There aren’t too many celebrity CEOs in the world. But without a doubt, Tony Hsieh is one of them. As CEO of giant online shoe and clothing retailer Zappos, Hsieh has grown the company from a fledging start-up in 1999 to the behemoth it is today. Amazon acquired Zappos in 2009 for a reported $1.2 billion and Hsieh (pronounced Shay) remained as CEO.
In Australia running a series of workshops for national network Business Chicks, he spoke to a packed room in Sydney earlier this week about his entrepreneurial journey.
Not the first time
Hsieh’s success with Zappos doesn’t appear to be a fluke. Out of college, Hsieh founded online advertising company LinkExchange, which he sold for $265 million to Microsoft in 1999 at the age of just 24.

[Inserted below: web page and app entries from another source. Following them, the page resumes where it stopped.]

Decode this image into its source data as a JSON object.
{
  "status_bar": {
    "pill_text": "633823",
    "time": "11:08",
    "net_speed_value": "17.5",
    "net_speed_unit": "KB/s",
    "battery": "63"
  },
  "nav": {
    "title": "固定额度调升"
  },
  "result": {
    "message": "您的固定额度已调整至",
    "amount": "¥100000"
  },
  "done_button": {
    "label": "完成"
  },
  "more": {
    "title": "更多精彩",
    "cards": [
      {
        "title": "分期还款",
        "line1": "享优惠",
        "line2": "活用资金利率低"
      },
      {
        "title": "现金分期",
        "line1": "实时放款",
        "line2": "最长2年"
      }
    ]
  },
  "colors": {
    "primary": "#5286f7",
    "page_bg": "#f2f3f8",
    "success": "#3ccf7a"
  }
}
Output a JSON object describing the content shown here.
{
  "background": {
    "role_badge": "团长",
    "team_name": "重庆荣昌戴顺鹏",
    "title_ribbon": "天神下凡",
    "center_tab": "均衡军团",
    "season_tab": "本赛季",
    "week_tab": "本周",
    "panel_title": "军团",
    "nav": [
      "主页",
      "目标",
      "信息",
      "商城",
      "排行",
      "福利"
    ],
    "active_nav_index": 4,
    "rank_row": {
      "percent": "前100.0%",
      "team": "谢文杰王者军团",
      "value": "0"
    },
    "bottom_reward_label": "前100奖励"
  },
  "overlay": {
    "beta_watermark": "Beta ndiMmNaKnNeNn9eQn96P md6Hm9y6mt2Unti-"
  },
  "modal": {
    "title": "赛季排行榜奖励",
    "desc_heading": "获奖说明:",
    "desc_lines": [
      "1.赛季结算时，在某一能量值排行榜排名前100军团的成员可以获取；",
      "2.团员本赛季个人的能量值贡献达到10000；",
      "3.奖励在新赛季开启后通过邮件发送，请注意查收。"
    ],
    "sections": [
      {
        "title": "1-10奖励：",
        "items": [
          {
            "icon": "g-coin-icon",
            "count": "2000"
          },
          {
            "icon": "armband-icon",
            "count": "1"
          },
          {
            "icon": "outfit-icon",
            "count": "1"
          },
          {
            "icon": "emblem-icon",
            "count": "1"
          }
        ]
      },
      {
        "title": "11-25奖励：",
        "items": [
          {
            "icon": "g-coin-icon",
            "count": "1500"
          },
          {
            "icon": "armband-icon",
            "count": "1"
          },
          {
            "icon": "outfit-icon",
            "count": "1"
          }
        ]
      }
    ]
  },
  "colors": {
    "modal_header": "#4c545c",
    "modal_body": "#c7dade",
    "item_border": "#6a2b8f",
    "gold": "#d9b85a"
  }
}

“It just wasn’t a fun place to work any more,” says Hsieh, now 38.
“Company culture went downhill. Our whole strategy was to employ friends, and friends of friends. That worked well till we got to about 20 people. Then we ran out of friends.
“When we got to about 100 people, I realised that I was dreading getting out of bed to go to my own company.”
Selling out of LinkExchange gave Hsieh enough money to never work again. Along with his former college mate Alfred Lin, he co-founded incubator and investment firm, Venture Frogs. “We invested in about 20 companies,” he says. “Zappos was one of them. Within a year, I joined full-time.”
You can read the full Enterprise post here.